*** Source data Section Begins ***

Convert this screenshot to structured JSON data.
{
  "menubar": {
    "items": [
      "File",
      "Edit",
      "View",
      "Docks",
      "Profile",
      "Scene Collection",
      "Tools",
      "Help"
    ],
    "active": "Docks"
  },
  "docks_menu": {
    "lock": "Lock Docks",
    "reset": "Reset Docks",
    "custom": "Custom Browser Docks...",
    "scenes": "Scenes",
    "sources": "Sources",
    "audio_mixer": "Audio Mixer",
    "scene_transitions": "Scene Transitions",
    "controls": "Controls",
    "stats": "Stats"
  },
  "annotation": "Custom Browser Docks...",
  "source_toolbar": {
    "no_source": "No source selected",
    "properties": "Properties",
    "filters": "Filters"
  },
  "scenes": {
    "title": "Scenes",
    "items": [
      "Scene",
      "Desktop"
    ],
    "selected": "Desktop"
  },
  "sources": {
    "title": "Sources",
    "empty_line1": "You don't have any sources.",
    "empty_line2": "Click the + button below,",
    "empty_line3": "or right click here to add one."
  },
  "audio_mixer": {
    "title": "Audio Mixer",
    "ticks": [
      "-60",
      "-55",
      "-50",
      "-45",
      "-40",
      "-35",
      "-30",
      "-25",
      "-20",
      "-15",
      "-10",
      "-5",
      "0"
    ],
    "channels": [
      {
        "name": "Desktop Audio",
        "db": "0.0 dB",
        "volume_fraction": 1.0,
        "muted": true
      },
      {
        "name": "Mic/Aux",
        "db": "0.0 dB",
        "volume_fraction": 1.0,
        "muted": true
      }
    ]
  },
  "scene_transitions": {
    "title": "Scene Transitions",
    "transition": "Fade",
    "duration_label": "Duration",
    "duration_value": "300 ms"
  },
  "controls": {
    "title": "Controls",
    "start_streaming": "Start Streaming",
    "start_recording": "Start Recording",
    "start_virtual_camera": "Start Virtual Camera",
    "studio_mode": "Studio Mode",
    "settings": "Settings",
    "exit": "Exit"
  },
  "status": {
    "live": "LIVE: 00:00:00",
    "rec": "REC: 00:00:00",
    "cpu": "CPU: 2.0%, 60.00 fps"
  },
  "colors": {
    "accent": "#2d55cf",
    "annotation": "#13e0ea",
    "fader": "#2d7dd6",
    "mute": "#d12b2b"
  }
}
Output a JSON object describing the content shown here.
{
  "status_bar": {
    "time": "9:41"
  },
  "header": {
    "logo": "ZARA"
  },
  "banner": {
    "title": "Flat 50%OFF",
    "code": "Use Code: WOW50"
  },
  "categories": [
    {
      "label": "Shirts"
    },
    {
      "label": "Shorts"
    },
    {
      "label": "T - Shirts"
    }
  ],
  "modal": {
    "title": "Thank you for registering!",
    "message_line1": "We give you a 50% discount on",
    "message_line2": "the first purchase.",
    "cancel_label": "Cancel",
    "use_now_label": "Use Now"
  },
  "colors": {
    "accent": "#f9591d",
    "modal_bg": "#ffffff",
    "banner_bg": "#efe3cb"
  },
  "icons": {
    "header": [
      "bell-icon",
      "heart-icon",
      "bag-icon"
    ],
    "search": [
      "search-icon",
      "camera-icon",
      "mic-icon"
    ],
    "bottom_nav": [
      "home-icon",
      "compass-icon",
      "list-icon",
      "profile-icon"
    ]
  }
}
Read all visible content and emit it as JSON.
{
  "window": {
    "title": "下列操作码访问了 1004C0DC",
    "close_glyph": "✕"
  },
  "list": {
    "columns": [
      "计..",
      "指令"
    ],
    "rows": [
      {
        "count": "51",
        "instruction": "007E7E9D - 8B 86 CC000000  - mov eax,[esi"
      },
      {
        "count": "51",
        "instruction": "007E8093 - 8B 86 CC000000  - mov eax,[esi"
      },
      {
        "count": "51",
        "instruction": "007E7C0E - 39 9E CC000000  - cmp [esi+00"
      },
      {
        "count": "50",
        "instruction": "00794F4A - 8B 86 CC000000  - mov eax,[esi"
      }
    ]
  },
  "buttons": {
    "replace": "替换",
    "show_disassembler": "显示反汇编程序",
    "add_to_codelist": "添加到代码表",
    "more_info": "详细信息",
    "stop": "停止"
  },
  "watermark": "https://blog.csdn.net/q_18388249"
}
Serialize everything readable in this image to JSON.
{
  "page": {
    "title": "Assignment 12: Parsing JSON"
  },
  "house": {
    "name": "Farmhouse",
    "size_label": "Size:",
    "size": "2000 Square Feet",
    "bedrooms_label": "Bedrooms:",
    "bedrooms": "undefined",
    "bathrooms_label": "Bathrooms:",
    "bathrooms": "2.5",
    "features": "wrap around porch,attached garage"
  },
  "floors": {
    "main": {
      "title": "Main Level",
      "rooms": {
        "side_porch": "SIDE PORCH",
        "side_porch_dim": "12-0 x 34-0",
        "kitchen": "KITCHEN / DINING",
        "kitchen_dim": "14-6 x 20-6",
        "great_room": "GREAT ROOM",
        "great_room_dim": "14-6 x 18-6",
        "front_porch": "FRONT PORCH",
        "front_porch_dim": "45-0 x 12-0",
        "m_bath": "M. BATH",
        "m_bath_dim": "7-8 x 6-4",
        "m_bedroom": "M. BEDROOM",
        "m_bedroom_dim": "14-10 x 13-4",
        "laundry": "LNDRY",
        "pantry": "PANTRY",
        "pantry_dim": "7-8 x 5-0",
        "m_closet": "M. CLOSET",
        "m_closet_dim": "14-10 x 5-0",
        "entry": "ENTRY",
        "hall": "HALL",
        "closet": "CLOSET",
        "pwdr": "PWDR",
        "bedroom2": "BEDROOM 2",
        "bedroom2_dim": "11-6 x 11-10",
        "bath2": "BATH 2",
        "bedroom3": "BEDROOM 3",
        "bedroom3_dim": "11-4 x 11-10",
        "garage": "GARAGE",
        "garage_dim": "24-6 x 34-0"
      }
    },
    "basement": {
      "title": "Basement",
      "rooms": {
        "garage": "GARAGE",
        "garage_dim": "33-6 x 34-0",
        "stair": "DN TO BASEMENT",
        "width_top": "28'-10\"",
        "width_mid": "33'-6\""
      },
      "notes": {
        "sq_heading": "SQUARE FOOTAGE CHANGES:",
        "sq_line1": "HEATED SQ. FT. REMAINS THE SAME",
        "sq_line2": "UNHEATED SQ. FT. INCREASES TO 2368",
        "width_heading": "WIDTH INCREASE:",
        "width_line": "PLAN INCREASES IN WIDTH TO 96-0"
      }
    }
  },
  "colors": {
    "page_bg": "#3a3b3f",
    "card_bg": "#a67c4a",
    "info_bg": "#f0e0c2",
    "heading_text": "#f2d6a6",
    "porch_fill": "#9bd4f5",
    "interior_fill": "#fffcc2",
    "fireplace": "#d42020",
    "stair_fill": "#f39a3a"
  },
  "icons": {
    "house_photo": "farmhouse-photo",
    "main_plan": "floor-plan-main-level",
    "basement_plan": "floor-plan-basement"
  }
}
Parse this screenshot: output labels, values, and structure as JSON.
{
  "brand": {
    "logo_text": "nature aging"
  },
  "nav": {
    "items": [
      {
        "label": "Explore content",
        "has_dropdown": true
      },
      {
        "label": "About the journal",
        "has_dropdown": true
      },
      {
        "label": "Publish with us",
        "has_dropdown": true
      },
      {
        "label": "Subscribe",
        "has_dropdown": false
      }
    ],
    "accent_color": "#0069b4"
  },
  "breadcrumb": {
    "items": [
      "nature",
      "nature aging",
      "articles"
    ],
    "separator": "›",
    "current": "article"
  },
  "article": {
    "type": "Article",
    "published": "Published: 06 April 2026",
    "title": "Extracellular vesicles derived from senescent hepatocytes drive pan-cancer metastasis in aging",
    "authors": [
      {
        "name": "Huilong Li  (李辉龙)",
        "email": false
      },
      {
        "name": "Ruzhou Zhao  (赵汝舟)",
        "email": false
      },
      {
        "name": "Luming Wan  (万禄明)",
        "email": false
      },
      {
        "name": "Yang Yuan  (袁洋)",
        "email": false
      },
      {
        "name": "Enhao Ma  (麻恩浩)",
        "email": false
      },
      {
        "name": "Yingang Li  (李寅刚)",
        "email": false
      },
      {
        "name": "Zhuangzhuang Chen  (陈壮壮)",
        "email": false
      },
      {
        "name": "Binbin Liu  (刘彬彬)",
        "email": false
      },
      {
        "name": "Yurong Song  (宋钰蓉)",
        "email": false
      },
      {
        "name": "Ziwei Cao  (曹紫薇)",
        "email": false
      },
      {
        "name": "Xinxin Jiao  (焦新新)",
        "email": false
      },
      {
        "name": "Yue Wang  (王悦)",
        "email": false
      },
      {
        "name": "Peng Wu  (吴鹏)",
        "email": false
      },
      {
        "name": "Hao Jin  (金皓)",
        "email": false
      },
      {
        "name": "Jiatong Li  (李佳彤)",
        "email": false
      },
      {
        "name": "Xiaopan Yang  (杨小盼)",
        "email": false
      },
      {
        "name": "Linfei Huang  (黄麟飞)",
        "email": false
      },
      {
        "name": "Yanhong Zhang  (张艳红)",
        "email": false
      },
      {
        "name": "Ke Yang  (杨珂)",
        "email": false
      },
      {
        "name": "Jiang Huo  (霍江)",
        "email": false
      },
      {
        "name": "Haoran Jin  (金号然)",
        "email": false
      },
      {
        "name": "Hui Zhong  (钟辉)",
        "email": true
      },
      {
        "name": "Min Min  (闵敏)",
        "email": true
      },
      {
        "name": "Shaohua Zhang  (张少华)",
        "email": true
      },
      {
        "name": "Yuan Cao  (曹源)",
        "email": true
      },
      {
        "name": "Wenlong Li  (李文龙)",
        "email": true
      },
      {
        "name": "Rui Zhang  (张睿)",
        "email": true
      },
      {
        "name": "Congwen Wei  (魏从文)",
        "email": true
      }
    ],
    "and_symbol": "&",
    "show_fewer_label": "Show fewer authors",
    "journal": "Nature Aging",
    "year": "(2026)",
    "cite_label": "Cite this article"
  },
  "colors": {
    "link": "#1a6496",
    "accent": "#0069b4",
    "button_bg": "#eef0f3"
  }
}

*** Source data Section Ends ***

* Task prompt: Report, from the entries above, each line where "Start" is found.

* Solved exercise:
    "start_streaming": "Start Streaming",
    "start_recording": "Start Recording",
    "start_virtual_camera": "Start Virtual Camera",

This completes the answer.